Data excerpts:
────────

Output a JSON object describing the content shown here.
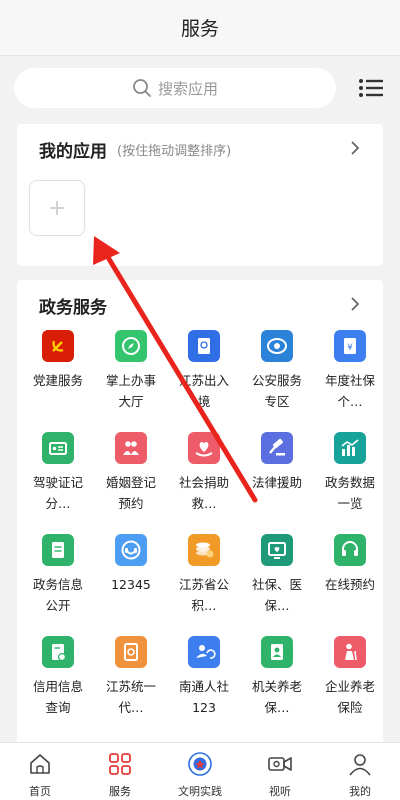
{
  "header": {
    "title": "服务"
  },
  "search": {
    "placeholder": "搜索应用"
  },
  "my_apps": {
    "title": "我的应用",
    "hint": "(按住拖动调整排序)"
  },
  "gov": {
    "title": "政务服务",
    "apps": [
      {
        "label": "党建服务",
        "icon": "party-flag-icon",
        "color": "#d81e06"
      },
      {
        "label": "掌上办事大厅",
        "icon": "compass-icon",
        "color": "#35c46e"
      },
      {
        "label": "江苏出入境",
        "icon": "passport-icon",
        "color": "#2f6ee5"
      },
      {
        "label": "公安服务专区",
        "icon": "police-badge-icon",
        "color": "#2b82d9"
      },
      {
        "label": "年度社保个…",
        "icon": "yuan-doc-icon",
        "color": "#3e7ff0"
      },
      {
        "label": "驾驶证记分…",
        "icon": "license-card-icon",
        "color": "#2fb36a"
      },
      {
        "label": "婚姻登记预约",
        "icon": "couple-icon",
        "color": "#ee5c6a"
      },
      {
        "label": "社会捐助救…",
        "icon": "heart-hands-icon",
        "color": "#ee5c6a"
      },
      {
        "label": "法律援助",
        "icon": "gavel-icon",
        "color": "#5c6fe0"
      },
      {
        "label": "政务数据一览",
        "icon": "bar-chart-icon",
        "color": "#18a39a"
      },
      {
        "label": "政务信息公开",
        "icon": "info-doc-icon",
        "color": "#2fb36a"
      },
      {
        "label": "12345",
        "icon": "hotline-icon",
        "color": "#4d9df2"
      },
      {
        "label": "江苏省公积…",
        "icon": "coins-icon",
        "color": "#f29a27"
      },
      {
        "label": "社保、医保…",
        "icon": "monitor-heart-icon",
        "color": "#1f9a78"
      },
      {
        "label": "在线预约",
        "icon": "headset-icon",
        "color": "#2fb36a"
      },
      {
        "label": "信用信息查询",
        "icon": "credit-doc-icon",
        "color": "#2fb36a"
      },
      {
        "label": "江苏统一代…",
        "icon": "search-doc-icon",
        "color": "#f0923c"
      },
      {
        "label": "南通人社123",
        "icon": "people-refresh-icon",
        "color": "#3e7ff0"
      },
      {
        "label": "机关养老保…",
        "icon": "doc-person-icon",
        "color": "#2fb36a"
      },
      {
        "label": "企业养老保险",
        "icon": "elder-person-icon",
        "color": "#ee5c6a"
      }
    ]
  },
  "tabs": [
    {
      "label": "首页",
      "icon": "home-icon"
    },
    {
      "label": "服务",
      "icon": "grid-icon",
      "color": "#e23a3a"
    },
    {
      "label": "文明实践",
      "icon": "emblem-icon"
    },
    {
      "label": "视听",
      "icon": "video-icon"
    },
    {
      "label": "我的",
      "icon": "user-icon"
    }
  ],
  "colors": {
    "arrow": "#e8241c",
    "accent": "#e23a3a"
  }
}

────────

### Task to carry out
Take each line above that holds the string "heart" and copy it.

### Solution
        "icon": "heart-hands-icon",
        "icon": "monitor-heart-icon",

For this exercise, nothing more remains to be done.